Personally I'd go for a single persistent TCP connection per client to avoid a) the additional work in creating and destroying connections and the additional latency involved in all the TCP packets involved and b) to avoid creating lots of sockets in TIME_WAIT on either the clients or the server. There's simply no good reason to create and destroy the connections.
Depending on your platform there may be various tricks to deal with the various platform specific problems that you might get when you have lots of connections open, and by lots I mean 10s of thousands. For example, on Windows, using overlapped I/O and I/O completion ports would be a good design for lots of connections and if your connections are generally idle most of the time then you might find that using the 'zero byte read' trick would allow you to handle more connections on lesser hardware; but it's something you can add once you know you have a problem due to the amount of buffer space that you have waiting for reads which only complete infrequently.

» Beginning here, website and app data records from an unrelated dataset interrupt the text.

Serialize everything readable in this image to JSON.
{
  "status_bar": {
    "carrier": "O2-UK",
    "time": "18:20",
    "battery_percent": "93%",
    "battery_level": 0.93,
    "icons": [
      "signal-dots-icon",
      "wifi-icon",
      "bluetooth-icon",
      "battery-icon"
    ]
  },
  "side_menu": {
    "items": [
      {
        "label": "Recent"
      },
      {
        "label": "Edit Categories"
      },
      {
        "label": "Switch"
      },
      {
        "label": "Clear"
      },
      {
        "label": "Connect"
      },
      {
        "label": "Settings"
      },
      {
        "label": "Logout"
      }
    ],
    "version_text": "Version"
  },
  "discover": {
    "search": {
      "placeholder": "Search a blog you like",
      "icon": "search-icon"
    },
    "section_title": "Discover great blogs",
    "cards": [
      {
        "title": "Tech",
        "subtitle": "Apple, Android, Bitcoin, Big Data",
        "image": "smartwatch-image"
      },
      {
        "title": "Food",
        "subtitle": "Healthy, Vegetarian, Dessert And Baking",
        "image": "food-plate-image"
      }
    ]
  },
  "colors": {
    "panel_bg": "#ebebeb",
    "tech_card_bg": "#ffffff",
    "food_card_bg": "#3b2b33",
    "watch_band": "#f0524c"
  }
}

I wouldn't have the clients polling the server. It's inefficient. Have the server publish data to the clients as and when there is data available. This would allow the server to control the workload somewhat by letting it decide how often to send the data to the clients - it could either send every time new data became available for a client or send after it had batched up some data and waited a short while, etc. If the server is pushing the data then the server (the weak point, the place that might get overwhelmed by client demand) has more control over the work that it will need to do.

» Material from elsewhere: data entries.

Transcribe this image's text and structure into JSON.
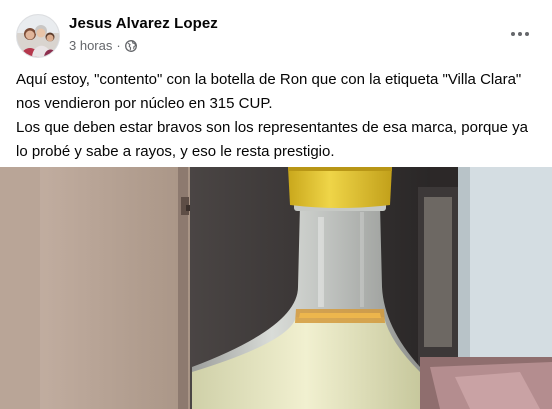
{
  "post": {
    "author": "Jesus Alvarez Lopez",
    "time": "3 horas",
    "separator": "·",
    "privacy_icon": "globe-icon",
    "more_icon": "more-options-icon",
    "text_line1": "Aquí estoy, \"contento\" con la botella de Ron que con la etiqueta \"Villa Clara\" nos vendieron por núcleo en 315 CUP.",
    "text_line2": "Los que deben estar bravos son los representantes de esa marca, porque ya lo probé y sabe a rayos, y eso le resta prestigio.",
    "photo_subject": "bottle-photo"
  },
  "colors": {
    "author_text": "#050505",
    "meta_text": "#65676b",
    "card_bg": "#ffffff",
    "cap_yellow": "#e8c72c"
  }
}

If you have each client polling then a) you're generating more network noise as each client sends a message to ask the server if it has anything that it should send it and b) you're generating more work for the server as it needs to respond to the polls. The server knows when there's data for the client, let it be responsible for telling the clients.